After that discussion, the question crossed my mind, “How does the murder rate in real life compare to that in fiction?”
According to WikiPedia, “The United Nations Educational, Scientific and Cultural Organization (UNESCO) monitors both the number and type of books published per country per year as an important index of standard of living and education, and of a country's self-awareness.” That report indicates that for the last few years, the United States has produced over 250,000 books per year. To be conservative, let’s say that in just 100,000 of those books, someone is murdered. Heck, even the Holy Bible has a significant number of murders. And to continue with our conservatism, let’s say that in those 100,000 books, only one person gets murdered. That’s still 100,000 murders per year.
The most recent data available from the U.S. government, (the FBI) is from 2008. Their report published online by The Guardian, reveals over 14,100 homicides that year. Add to that, over 300 “justifiable homicides” committed by law enforcement officials, and we have almost 14,500 deaths per year (I doubt that they are going down.). Again, being conservative, let’s round that number down -- way down -- to 10,000 per year.
These numbers can be interpreted into an annual “Murder in Print” rate that is ten times the actual (real live) rate.
What does all this mean?
Should we be concerned?
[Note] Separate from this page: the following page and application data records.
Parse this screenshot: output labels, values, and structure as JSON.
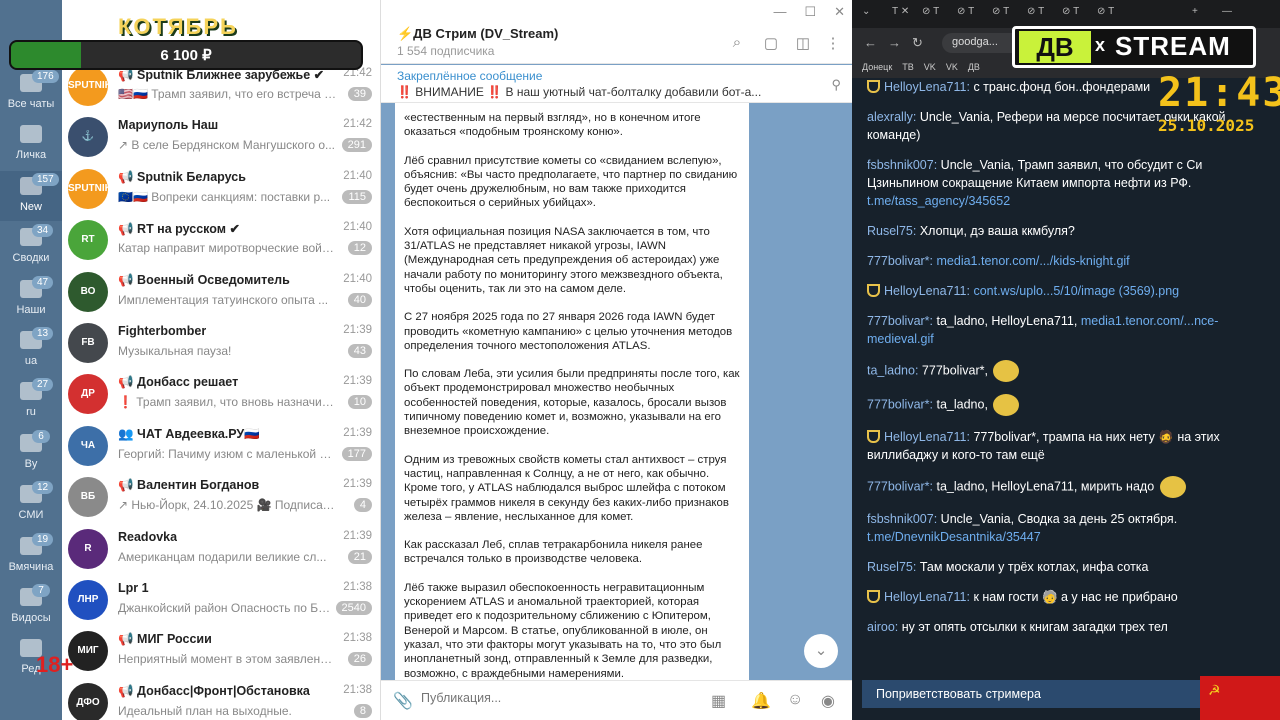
{
  "overlay": {
    "month": "КОТЯБРЬ",
    "balance": "6 100 ₽",
    "balance_fill": 0.2,
    "age": "18+"
  },
  "folders": [
    {
      "label": "Все чаты",
      "badge": "176"
    },
    {
      "label": "Личка",
      "badge": ""
    },
    {
      "label": "New",
      "badge": "157"
    },
    {
      "label": "Сводки",
      "badge": "34"
    },
    {
      "label": "Наши",
      "badge": "47"
    },
    {
      "label": "ua",
      "badge": "13"
    },
    {
      "label": "ru",
      "badge": "27"
    },
    {
      "label": "By",
      "badge": "6"
    },
    {
      "label": "СМИ",
      "badge": "12"
    },
    {
      "label": "Вмячина",
      "badge": "19"
    },
    {
      "label": "Видосы",
      "badge": "7"
    },
    {
      "label": "Ред",
      "badge": ""
    }
  ],
  "chats": [
    {
      "name": "📢 Sputnik Ближнее зарубежье ✔",
      "time": "21:42",
      "preview": "🇺🇸🇷🇺 Трамп заявил, что его встреча с Пу...",
      "unread": "39",
      "avatar": "SPUTNIK LIVE",
      "color": "#f39a1e"
    },
    {
      "name": "Мариуполь Наш",
      "time": "21:42",
      "preview": "↗ В селе Бердянском Мангушского о...",
      "unread": "291",
      "avatar": "⚓",
      "color": "#3a4f6e"
    },
    {
      "name": "📢 Sputnik Беларусь",
      "time": "21:40",
      "preview": "🇪🇺🇷🇺 Вопреки санкциям: поставки р...",
      "unread": "115",
      "avatar": "SPUTNIK BY",
      "color": "#f39a1e"
    },
    {
      "name": "📢 RT на русском ✔",
      "time": "21:40",
      "preview": "Катар направит миротворческие войск...",
      "unread": "12",
      "avatar": "RT",
      "color": "#4aa53a"
    },
    {
      "name": "📢 Военный Осведомитель",
      "time": "21:40",
      "preview": "Имплементация татуинского опыта ...",
      "unread": "40",
      "avatar": "ВО",
      "color": "#2e5a2e"
    },
    {
      "name": "Fighterbomber",
      "time": "21:39",
      "preview": "Музыкальная пауза!",
      "unread": "43",
      "avatar": "FB",
      "color": "#44484d"
    },
    {
      "name": "📢 Донбасс решает",
      "time": "21:39",
      "preview": "❗ Трамп заявил, что вновь назначит встр...",
      "unread": "10",
      "avatar": "ДР",
      "color": "#d33030"
    },
    {
      "name": "👥 ЧАТ Авдеевка.РУ🇷🇺",
      "time": "21:39",
      "preview": "Георгий: Пачиму изюм с маленькой букв...",
      "unread": "177",
      "avatar": "ЧА",
      "color": "#3d6fa8"
    },
    {
      "name": "📢 Валентин Богданов",
      "time": "21:39",
      "preview": "↗ Нью-Йорк, 24.10.2025 🎥 Подписать...",
      "unread": "4",
      "avatar": "ВБ",
      "color": "#8a8a8a"
    },
    {
      "name": "Readovka",
      "time": "21:39",
      "preview": "Американцам подарили великие сл...",
      "unread": "21",
      "avatar": "R",
      "color": "#5a2a7a"
    },
    {
      "name": "Lpr 1",
      "time": "21:38",
      "preview": "Джанкойский район  Опасность по БПЛ...",
      "unread": "2540",
      "avatar": "ЛНР",
      "color": "#2050c0"
    },
    {
      "name": "📢 МИГ России",
      "time": "21:38",
      "preview": "Неприятный момент в этом заявлении ам...",
      "unread": "26",
      "avatar": "МИГ",
      "color": "#222"
    },
    {
      "name": "📢 Донбасс|Фронт|Обстановка",
      "time": "21:38",
      "preview": "Идеальный план на выходные.",
      "unread": "8",
      "avatar": "ДФО",
      "color": "#2a2a2a"
    }
  ],
  "channel": {
    "title": "⚡ДВ Стрим (DV_Stream)",
    "subscribers": "1 554 подписчика",
    "pinned_label": "Закреплённое сообщение",
    "pinned_text": "‼️ ВНИМАНИЕ ‼️ В наш уютный чат-болталку добавили бот-а...",
    "paragraphs": [
      "«естественным на первый взгляд», но в конечном итоге оказаться «подобным троянскому коню».",
      "Лёб сравнил присутствие кометы со «свиданием вслепую», объяснив: «Вы часто предполагаете, что партнер по свиданию будет очень дружелюбным, но вам также приходится беспокоиться о серийных убийцах».",
      "Хотя официальная позиция NASA заключается в том, что 31/ATLAS не представляет никакой угрозы, IAWN (Международная сеть предупреждения об астероидах) уже начали работу по мониторингу этого межзвездного объекта, чтобы оценить, так ли это на самом деле.",
      "С 27 ноября 2025 года по 27 января 2026 года IAWN будет проводить «кометную кампанию» с целью уточнения методов определения точного местоположения ATLAS.",
      "По словам Леба, эти усилия были предприняты после того, как объект продемонстрировал множество необычных особенностей поведения, которые, казалось, бросали вызов типичному поведению комет и, возможно, указывали на его внеземное происхождение.",
      "Одним из тревожных свойств кометы стал антихвост – струя частиц, направленная к Солнцу, а не от него, как обычно. Кроме того, у ATLAS наблюдался выброс шлейфа с потоком четырёх граммов никеля в секунду без каких-либо признаков железа – явление, неслыханное для комет.",
      "Как рассказал Леб, сплав тетракарбонила никеля ранее встречался только в производстве человека.",
      "Лёб также выразил обеспокоенность негравитационным ускорением ATLAS и аномальной траекторией, которая приведет его к подозрительному сближению с Юпитером, Венерой и Марсом. В статье, опубликованной в июле, он указал, что эти факторы могут указывать на то, что это был инопланетный зонд, отправленный к Земле для разведки, возможно, с враждебными намерениями."
    ],
    "compose_placeholder": "Публикация..."
  },
  "browser": {
    "url": "goodga...",
    "bookmarks": [
      "Донецк",
      "ТВ",
      "VK",
      "VK",
      "ДВ"
    ]
  },
  "stream": {
    "logo_left": "ДВ",
    "logo_x": "x",
    "logo_right": "STREAM",
    "clock": "21:43",
    "date": "25.10.2025",
    "greet": "Поприветствовать стримера",
    "messages": [
      {
        "user": "HelloyLena711:",
        "mod": true,
        "text": "с транс.фонд бон..фондерами"
      },
      {
        "user": "alexrally:",
        "text": "Uncle_Vania, Рефери на мерсе посчитает очки какой команде)"
      },
      {
        "user": "fsbshnik007:",
        "text": "Uncle_Vania, Трамп заявил, что обсудит с Си Цзиньпином сокращение Китаем импорта нефти из РФ.",
        "link": "t.me/tass_agency/345652"
      },
      {
        "user": "Rusel75:",
        "text": "Хлопци, дэ ваша ккмбуля?"
      },
      {
        "user": "777bolivar*:",
        "link": "media1.tenor.com/.../kids-knight.gif"
      },
      {
        "user": "HelloyLena711:",
        "mod": true,
        "link": "cont.ws/uplo...5/10/image (3569).png"
      },
      {
        "user": "777bolivar*:",
        "text": "ta_ladno, HelloyLena711,",
        "link": "media1.tenor.com/...nce-medieval.gif"
      },
      {
        "user": "ta_ladno:",
        "text": "777bolivar*,",
        "emote": true
      },
      {
        "user": "777bolivar*:",
        "text": "ta_ladno,",
        "emote": true
      },
      {
        "user": "HelloyLena711:",
        "mod": true,
        "text": "777bolivar*, трампа на них нету 🧔 на этих виллибаджу и кого-то там ещё"
      },
      {
        "user": "777bolivar*:",
        "text": "ta_ladno, HelloyLena711, мирить надо",
        "emote": true
      },
      {
        "user": "fsbshnik007:",
        "text": "Uncle_Vania, Сводка за день 25 октября.",
        "link": "t.me/DnevnikDesantnika/35447"
      },
      {
        "user": "Rusel75:",
        "text": "Там москали у трёх котлах, инфа сотка"
      },
      {
        "user": "HelloyLena711:",
        "mod": true,
        "text": "к нам гости 🧓 а у нас не прибрано"
      },
      {
        "user": "airoo:",
        "text": "ну эт опять отсылки к книгам загадки трех тел"
      }
    ]
  }
}
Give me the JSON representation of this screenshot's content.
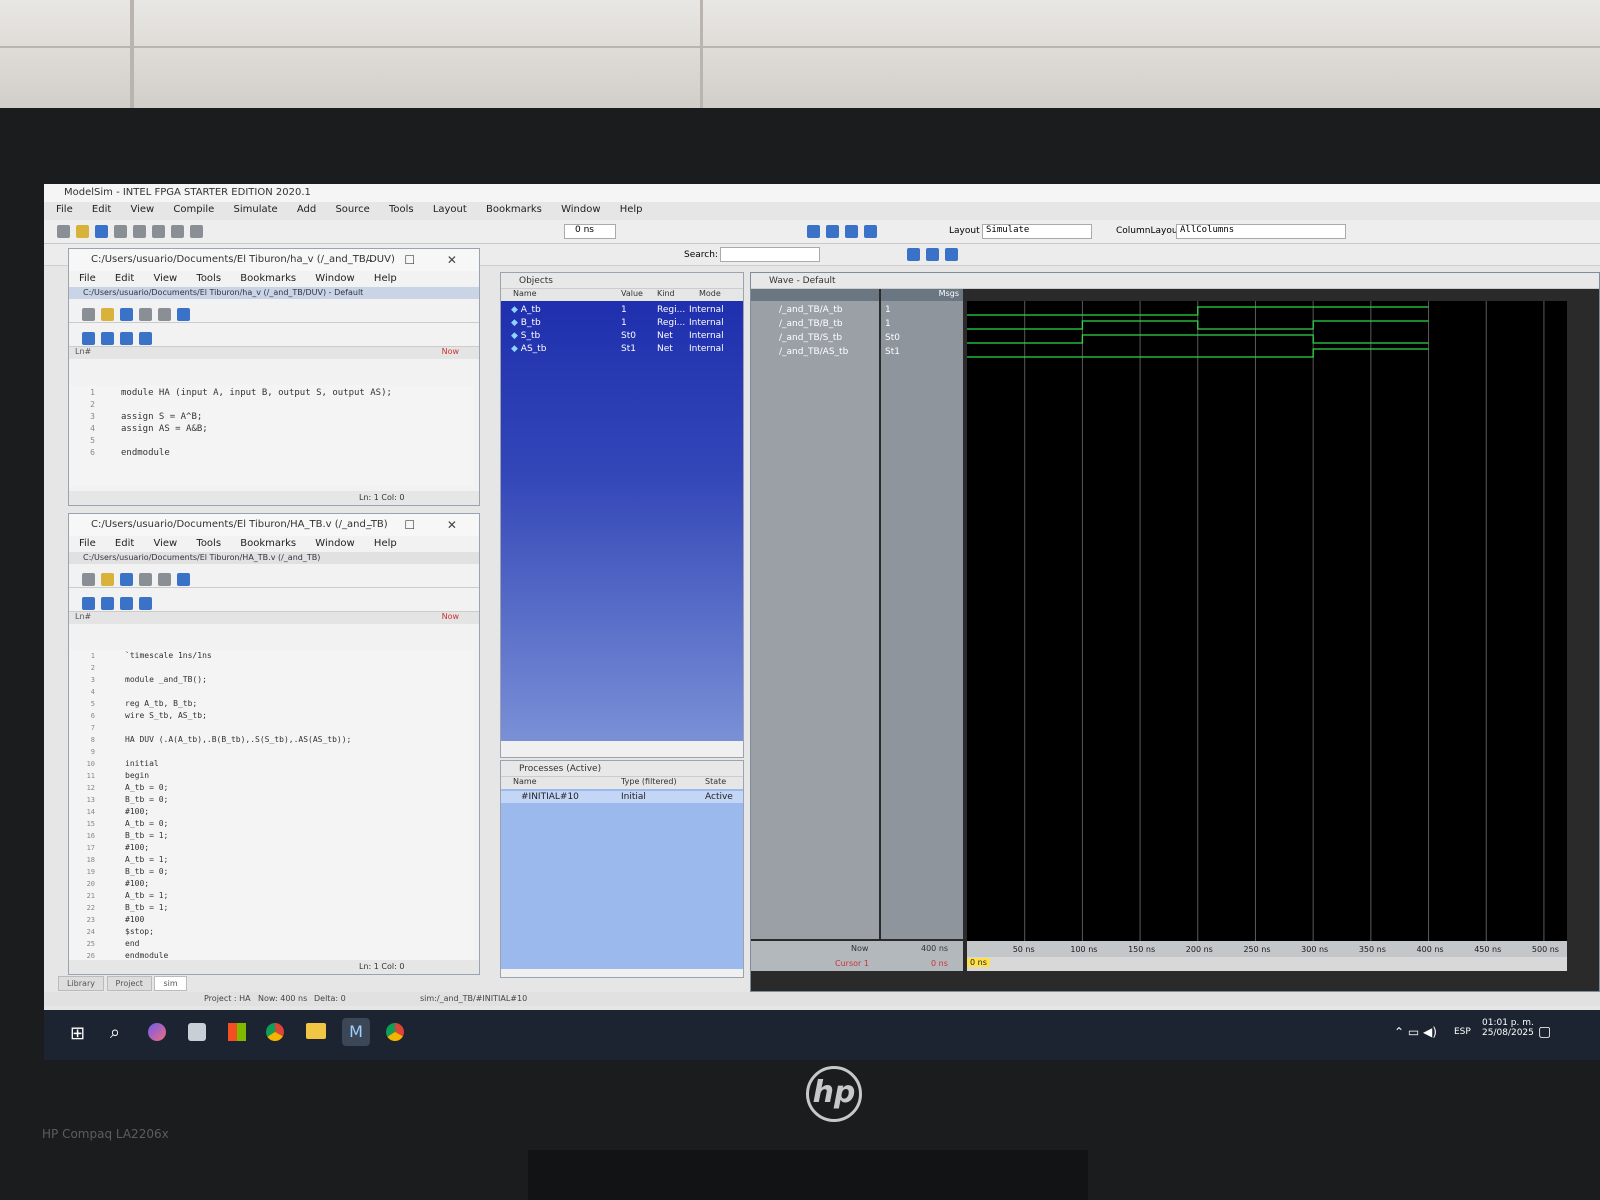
{
  "app": {
    "title": "ModelSim - INTEL FPGA STARTER EDITION 2020.1",
    "menu": [
      "File",
      "Edit",
      "View",
      "Compile",
      "Simulate",
      "Add",
      "Source",
      "Tools",
      "Layout",
      "Bookmarks",
      "Window",
      "Help"
    ],
    "time_field": "0 ns",
    "search_label": "Search:",
    "layout_label": "Layout",
    "layout_value": "Simulate",
    "column_layout_label": "ColumnLayout",
    "column_layout_value": "AllColumns"
  },
  "editor1": {
    "title": "C:/Users/usuario/Documents/El Tiburon/ha_v (/_and_TB/DUV)",
    "menu": [
      "File",
      "Edit",
      "View",
      "Tools",
      "Bookmarks",
      "Window",
      "Help"
    ],
    "inner_title": "C:/Users/usuario/Documents/El Tiburon/ha_v (/_and_TB/DUV) - Default",
    "header": "Ln#",
    "now_label": "Now",
    "line_numbers": "1\n2\n3\n4\n5\n6",
    "code": "module HA (input A, input B, output S, output AS);\n\nassign S = A^B;\nassign AS = A&B;\n\nendmodule",
    "status": "Ln:   1 Col: 0"
  },
  "editor2": {
    "title": "C:/Users/usuario/Documents/El Tiburon/HA_TB.v (/_and_TB)",
    "menu": [
      "File",
      "Edit",
      "View",
      "Tools",
      "Bookmarks",
      "Window",
      "Help"
    ],
    "inner_title": "C:/Users/usuario/Documents/El Tiburon/HA_TB.v (/_and_TB)",
    "header": "Ln#",
    "now_label": "Now",
    "line_numbers": "1\n2\n3\n4\n5\n6\n7\n8\n9\n10\n11\n12\n13\n14\n15\n16\n17\n18\n19\n20\n21\n22\n23\n24\n25\n26",
    "code": "`timescale 1ns/1ns\n\nmodule _and_TB();\n\nreg A_tb, B_tb;\nwire S_tb, AS_tb;\n\nHA DUV (.A(A_tb),.B(B_tb),.S(S_tb),.AS(AS_tb));\n\ninitial\nbegin\nA_tb = 0;\nB_tb = 0;\n#100;\nA_tb = 0;\nB_tb = 1;\n#100;\nA_tb = 1;\nB_tb = 0;\n#100;\nA_tb = 1;\nB_tb = 1;\n#100\n$stop;\nend\nendmodule",
    "status": "Ln:   1 Col: 0"
  },
  "bottom_tabs": [
    "Library",
    "Project",
    "sim"
  ],
  "status_bar": {
    "project": "Project : HA",
    "now": "Now: 400 ns",
    "delta": "Delta: 0",
    "path": "sim:/_and_TB/#INITIAL#10"
  },
  "objects": {
    "title": "Objects",
    "headers": [
      "Name",
      "Value",
      "Kind",
      "Mode"
    ],
    "rows": [
      {
        "name": "A_tb",
        "value": "1",
        "kind": "Regi...",
        "mode": "Internal"
      },
      {
        "name": "B_tb",
        "value": "1",
        "kind": "Regi...",
        "mode": "Internal"
      },
      {
        "name": "S_tb",
        "value": "St0",
        "kind": "Net",
        "mode": "Internal"
      },
      {
        "name": "AS_tb",
        "value": "St1",
        "kind": "Net",
        "mode": "Internal"
      }
    ]
  },
  "processes": {
    "title": "Processes (Active)",
    "headers": [
      "Name",
      "Type (filtered)",
      "State"
    ],
    "rows": [
      {
        "name": "#INITIAL#10",
        "type": "Initial",
        "state": "Active"
      }
    ]
  },
  "wave": {
    "title": "Wave - Default",
    "msgs_label": "Msgs",
    "signals": [
      {
        "name": "/_and_TB/A_tb",
        "value": "1"
      },
      {
        "name": "/_and_TB/B_tb",
        "value": "1"
      },
      {
        "name": "/_and_TB/S_tb",
        "value": "St0"
      },
      {
        "name": "/_and_TB/AS_tb",
        "value": "St1"
      }
    ],
    "now_label": "Now",
    "now_value": "400 ns",
    "cursor_label": "Cursor 1",
    "cursor_value": "0 ns",
    "cursor_tag": "0 ns",
    "ticks": [
      "50 ns",
      "100 ns",
      "150 ns",
      "200 ns",
      "250 ns",
      "300 ns",
      "350 ns",
      "400 ns",
      "450 ns",
      "500 ns"
    ],
    "time_max_ns": 520,
    "sim_end_ns": 400,
    "waveforms": [
      {
        "name": "A_tb",
        "transitions": [
          [
            0,
            0
          ],
          [
            200,
            1
          ]
        ]
      },
      {
        "name": "B_tb",
        "transitions": [
          [
            0,
            0
          ],
          [
            100,
            1
          ],
          [
            200,
            0
          ],
          [
            300,
            1
          ]
        ]
      },
      {
        "name": "S_tb",
        "transitions": [
          [
            0,
            0
          ],
          [
            100,
            1
          ],
          [
            300,
            0
          ]
        ]
      },
      {
        "name": "AS_tb",
        "transitions": [
          [
            0,
            0
          ],
          [
            300,
            1
          ]
        ]
      }
    ],
    "wave_color": "#2fd84a"
  },
  "taskbar": {
    "time": "01:01 p. m.",
    "date": "25/08/2025",
    "lang": "ESP"
  },
  "monitor": {
    "brand": "HP Compaq LA2206x",
    "logo": "hp"
  }
}
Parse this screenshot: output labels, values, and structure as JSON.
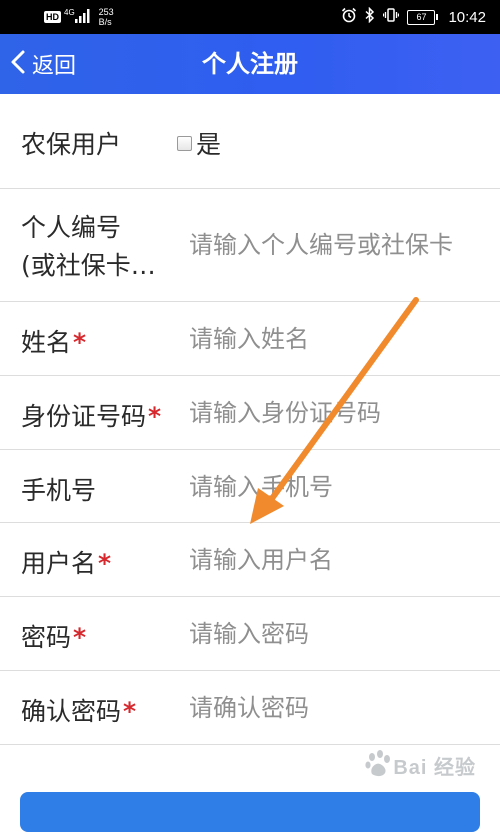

If the pen is indeed mightier than the sword, should supporters of the Second Amendment be concerned? Should authors be wary of how many characters they kill off?
Does the N.R.A. have a position on this alarming statistic?
What about our liberal progressive friends on the left? Are they concerned that the plethora of murders in novels have an impact on the real life murder rate? Should they be?
Or is the First Amendment the one that’s more at risk?
In my first novel, The Tourist Killer, (to be released later this year by VentureGalleries) my main character is an elite professional assassin that has dispatched (that sounds so much better than “killed” or “murdered”) thirty-seven people in an incredible career that spanned thirty years. My low profile character would never be suspected of such a career in real life.
But let a team of Navy S.E.A.L.’s take out a high profile target, and they not only get fame, but glory, too!
Where do we draw the line? Who decides who lives and who dies? Are some targets of either private or government assassins deprived of a fair trial in exchange for expediency? Are the answers to these questions easy to answer? Are they all black and white -- or does a gray scale exist?
One thing is for sure. If the murder rate in real life was the same as that in fiction, we’d be at risk of extinction a lot sooner than if we wait on global warming!